Such organizations as "The Lord's Day Alliance" have been formed to try and "promote the due observance of Sunday." Their efforts, however, are meeting with little success. By reducing the Lord's Day to a commanded legalistic ritual, and by imposing strict penalties for those who do not comply, we are destroying its worth and effectiveness as originally given by the Lord. "The reaction against the strict observance of Sunday so characteristic of the Puritans has continued, and the observance of the day has continued to become more lax. This neglect of Sunday observance may be correlated with a general decline in spiritual matters. Sunday has become a day of business and recreation, with only an hour or two in the morning set aside for worship, and that only by devout Christians."

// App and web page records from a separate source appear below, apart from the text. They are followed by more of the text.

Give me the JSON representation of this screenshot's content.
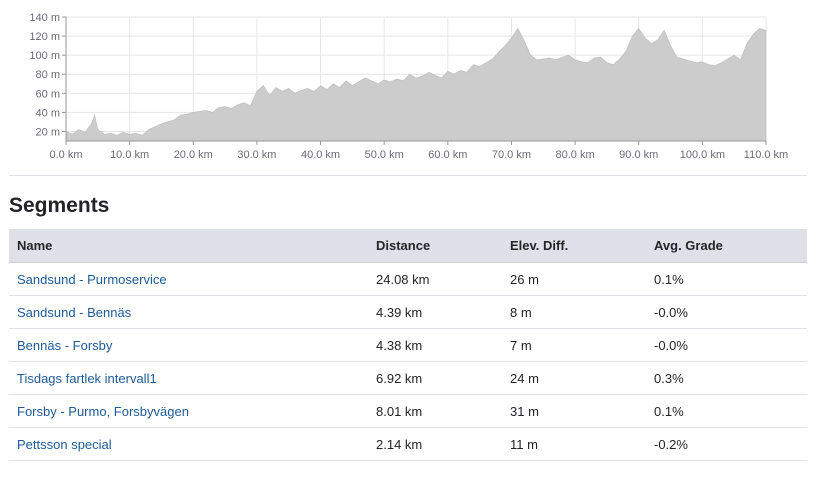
{
  "chart_data": {
    "type": "area",
    "title": "",
    "xlabel": "",
    "ylabel": "",
    "x_unit": "km",
    "y_unit": "m",
    "xlim": [
      0,
      110
    ],
    "ylim": [
      10,
      140
    ],
    "x_ticks": [
      0,
      10,
      20,
      30,
      40,
      50,
      60,
      70,
      80,
      90,
      100,
      110
    ],
    "x_tick_labels": [
      "0.0 km",
      "10.0 km",
      "20.0 km",
      "30.0 km",
      "40.0 km",
      "50.0 km",
      "60.0 km",
      "70.0 km",
      "80.0 km",
      "90.0 km",
      "100.0 km",
      "110.0 km"
    ],
    "y_ticks": [
      20,
      40,
      60,
      80,
      100,
      120,
      140
    ],
    "y_tick_labels": [
      "20 m",
      "40 m",
      "60 m",
      "80 m",
      "100 m",
      "120 m",
      "140 m"
    ],
    "grid": true,
    "legend": "none",
    "fill_color": "#cccccc",
    "series": [
      {
        "x": [
          0,
          1,
          2,
          3,
          4,
          4.5,
          5,
          6,
          7,
          8,
          9,
          10,
          11,
          12,
          13,
          14,
          15,
          16,
          17,
          18,
          19,
          20,
          21,
          22,
          23,
          24,
          25,
          26,
          27,
          28,
          29,
          30,
          31,
          32,
          33,
          34,
          35,
          36,
          37,
          38,
          39,
          40,
          41,
          42,
          43,
          44,
          45,
          46,
          47,
          48,
          49,
          50,
          51,
          52,
          53,
          54,
          55,
          56,
          57,
          58,
          59,
          60,
          61,
          62,
          63,
          64,
          65,
          66,
          67,
          68,
          69,
          70,
          71,
          72,
          73,
          74,
          75,
          76,
          77,
          78,
          79,
          80,
          81,
          82,
          83,
          84,
          85,
          86,
          87,
          88,
          89,
          90,
          91,
          92,
          93,
          94,
          95,
          96,
          97,
          98,
          99,
          100,
          101,
          102,
          103,
          104,
          105,
          106,
          107,
          108,
          109,
          110
        ],
        "y": [
          20,
          17,
          22,
          19,
          28,
          37,
          22,
          17,
          18,
          16,
          19,
          17,
          18,
          16,
          22,
          25,
          28,
          30,
          32,
          37,
          38,
          40,
          41,
          42,
          40,
          45,
          46,
          44,
          48,
          50,
          47,
          62,
          68,
          58,
          66,
          62,
          65,
          60,
          63,
          65,
          62,
          68,
          64,
          70,
          66,
          73,
          68,
          72,
          76,
          73,
          70,
          74,
          72,
          75,
          73,
          80,
          76,
          78,
          82,
          79,
          76,
          83,
          80,
          84,
          82,
          90,
          88,
          92,
          96,
          103,
          110,
          118,
          128,
          115,
          100,
          95,
          96,
          97,
          95,
          98,
          100,
          95,
          93,
          92,
          97,
          98,
          92,
          90,
          96,
          104,
          120,
          128,
          118,
          112,
          116,
          126,
          110,
          98,
          96,
          94,
          92,
          93,
          90,
          89,
          92,
          96,
          100,
          95,
          112,
          122,
          128,
          126
        ]
      }
    ]
  },
  "segments": {
    "title": "Segments",
    "columns": [
      "Name",
      "Distance",
      "Elev. Diff.",
      "Avg. Grade"
    ],
    "rows": [
      {
        "name": "Sandsund - Purmoservice",
        "distance": "24.08 km",
        "elev_diff": "26 m",
        "avg_grade": "0.1%"
      },
      {
        "name": "Sandsund - Bennäs",
        "distance": "4.39 km",
        "elev_diff": "8 m",
        "avg_grade": "-0.0%"
      },
      {
        "name": "Bennäs - Forsby",
        "distance": "4.38 km",
        "elev_diff": "7 m",
        "avg_grade": "-0.0%"
      },
      {
        "name": "Tisdags fartlek intervall1",
        "distance": "6.92 km",
        "elev_diff": "24 m",
        "avg_grade": "0.3%"
      },
      {
        "name": "Forsby - Purmo, Forsbyvägen",
        "distance": "8.01 km",
        "elev_diff": "31 m",
        "avg_grade": "0.1%"
      },
      {
        "name": "Pettsson special",
        "distance": "2.14 km",
        "elev_diff": "11 m",
        "avg_grade": "-0.2%"
      }
    ]
  }
}
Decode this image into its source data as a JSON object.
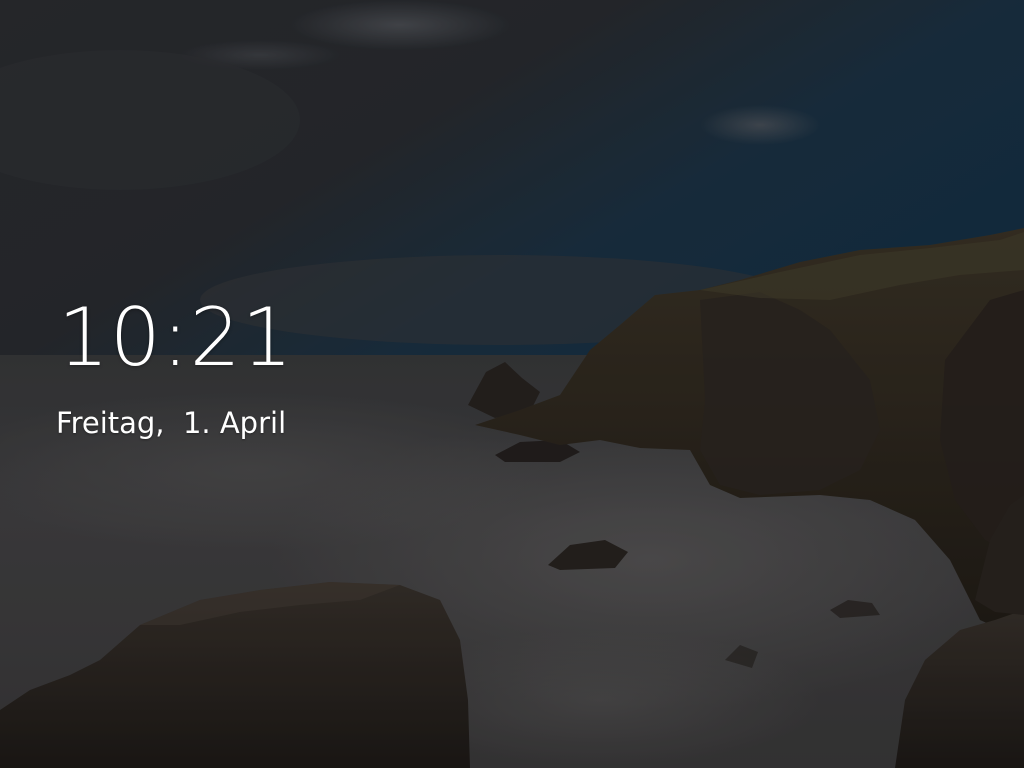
{
  "lockscreen": {
    "time": "10:21",
    "date": "Freitag,  1. April"
  }
}
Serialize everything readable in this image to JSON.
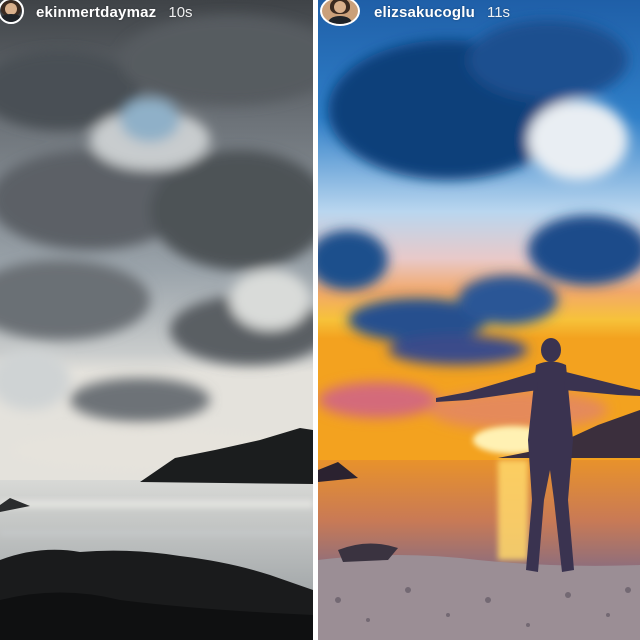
{
  "stories": [
    {
      "username": "ekinmertdaymaz",
      "time": "10s",
      "scene": "cloudy sea at dusk with rocky island"
    },
    {
      "username": "elizsakucoglu",
      "time": "11s",
      "scene": "sunset over sea, person with open arms on pebble beach"
    }
  ],
  "colors": {
    "divider": "#ffffff",
    "text": "#ffffff",
    "sunset_orange": "#f3a21f",
    "sky_blue": "#2f7fc8"
  }
}
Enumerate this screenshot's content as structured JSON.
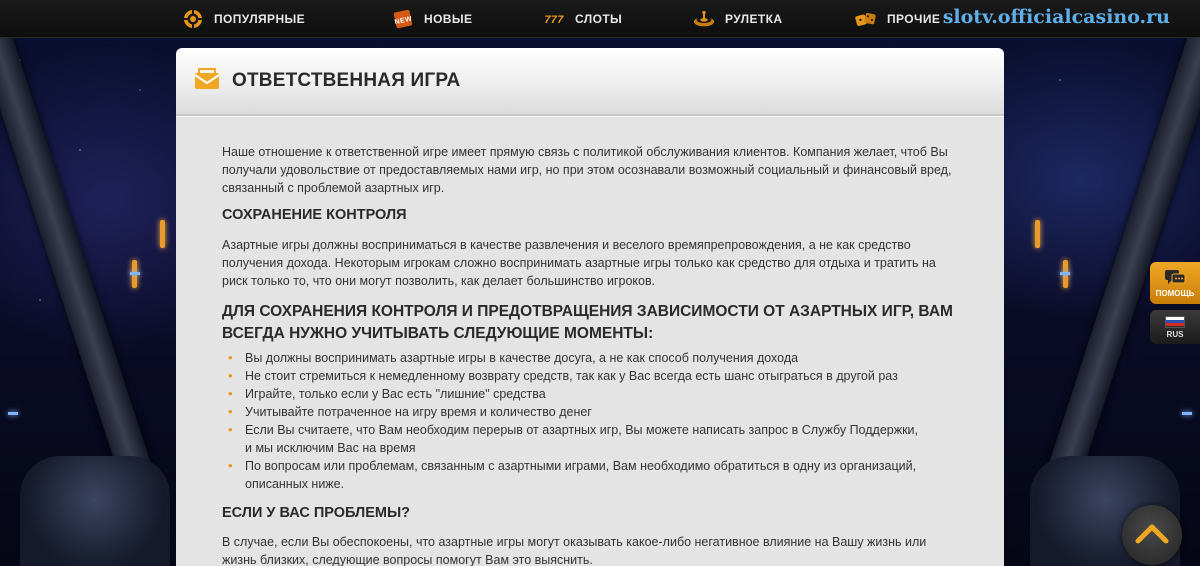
{
  "nav": {
    "items": [
      {
        "label": "ПОПУЛЯРНЫЕ",
        "icon": "chip-icon"
      },
      {
        "label": "НОВЫЕ",
        "icon": "new-badge-icon"
      },
      {
        "label": "СЛОТЫ",
        "icon": "slots-777-icon"
      },
      {
        "label": "РУЛЕТКА",
        "icon": "roulette-icon"
      },
      {
        "label": "ПРОЧИЕ",
        "icon": "dice-icon"
      }
    ],
    "watermark": "slotv.officialcasino.ru"
  },
  "page": {
    "title": "ОТВЕТСТВЕННАЯ ИГРА",
    "intro": "Наше отношение к ответственной игре имеет прямую связь с политикой обслуживания клиентов. Компания желает, чтоб Вы получали удовольствие от предоставляемых нами игр, но при этом осознавали возможный социальный и финансовый вред, связанный с проблемой азартных игр.",
    "section1_title": "СОХРАНЕНИЕ КОНТРОЛЯ",
    "section1_text": "Азартные игры должны восприниматься в качестве развлечения и веселого времяпрепровождения, а не как средство получения дохода. Некоторым игрокам сложно воспринимать азартные игры только как средство для отдыха и тратить на риск только то, что они могут позволить, как делает большинство игроков.",
    "section2_title": "ДЛЯ СОХРАНЕНИЯ КОНТРОЛЯ И ПРЕДОТВРАЩЕНИЯ ЗАВИСИМОСТИ ОТ АЗАРТНЫХ ИГР, ВАМ ВСЕГДА НУЖНО УЧИТЫВАТЬ СЛЕДУЮЩИЕ МОМЕНТЫ:",
    "bullets": [
      "Вы должны воспринимать азартные игры в качестве досуга, а не как способ получения дохода",
      "Не стоит стремиться к немедленному возврату средств, так как у Вас всегда есть шанс отыграться в другой раз",
      "Играйте, только если у Вас есть \"лишние\" средства",
      "Учитывайте потраченное на игру время и количество денег",
      "Если Вы считаете, что Вам необходим перерыв от азартных игр, Вы можете написать запрос в Службу Поддержки, и мы исключим Вас на время",
      "По вопросам или проблемам, связанным с азартными играми, Вам необходимо обратиться в одну из организаций, описанных ниже."
    ],
    "section3_title": "ЕСЛИ У ВАС ПРОБЛЕМЫ?",
    "section3_text": "В случае, если Вы обеспокоены, что азартные игры могут оказывать какое-либо негативное влияние на Вашу жизнь или жизнь близких, следующие вопросы помогут Вам это выяснить."
  },
  "widgets": {
    "help_label": "ПОМОЩЬ",
    "lang_label": "RUS"
  },
  "colors": {
    "accent": "#e8961c",
    "watermark": "#5fb0ea"
  }
}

Jesus Christ regarded the Sabbath as a provision for man's need, and not as a burden to further weigh down the people of God. The Lord's Day should be viewed the same way. The following are given not as commandments, but as suggestions as to how we can derive the greatest benefit from the Lord's day:

#1 --- Let it be a day on which you take advantage of the opportunities to assemble together with other members of the family of God, not only to be personally edified, but also with the goal in mind of encouraging, uplifting, and strengthening your brothers & sisters in Christ.

#2 --- Let it be a day on which you observe the Lord's Supper; commemorating His sacrifice, and celebrating in His victory; a victory which you share "in Him."

#3 --- Let it be a day of praise and prayer. Devote yourself to drawing closer to God "in spirit." Meditate upon His person, nature, love, work, triumph, and grace!

#4 --- Let it be a day of in-depth study into and reflection upon His Word. Set aside some time to really get to know the Scriptures "which are able to give you the wisdom that leads to salvation through faith in Christ Jesus" (II Tim. 3:15). Attend and participate in Bible classes.

#5 --- Let it be a day of goodness, mercy, kindness, and love. Set aside the things of this world, and let your mind dwell on the things of the Spirit. Set aside your own desires, and try to meet the needs of others (both spiritually and materially). Devote your actions and attitude to the Lord (see Isaiah 58:13-14 for the principle).

#6 --- Let it become the standard/example of how best to live the other six days of the week! When one allows himself to benefit on the first day, he can't help but be benefited on the other six! "A conscientious regard for the Lord's day is ever followed with spiritual improvement and comfort!"

Home Page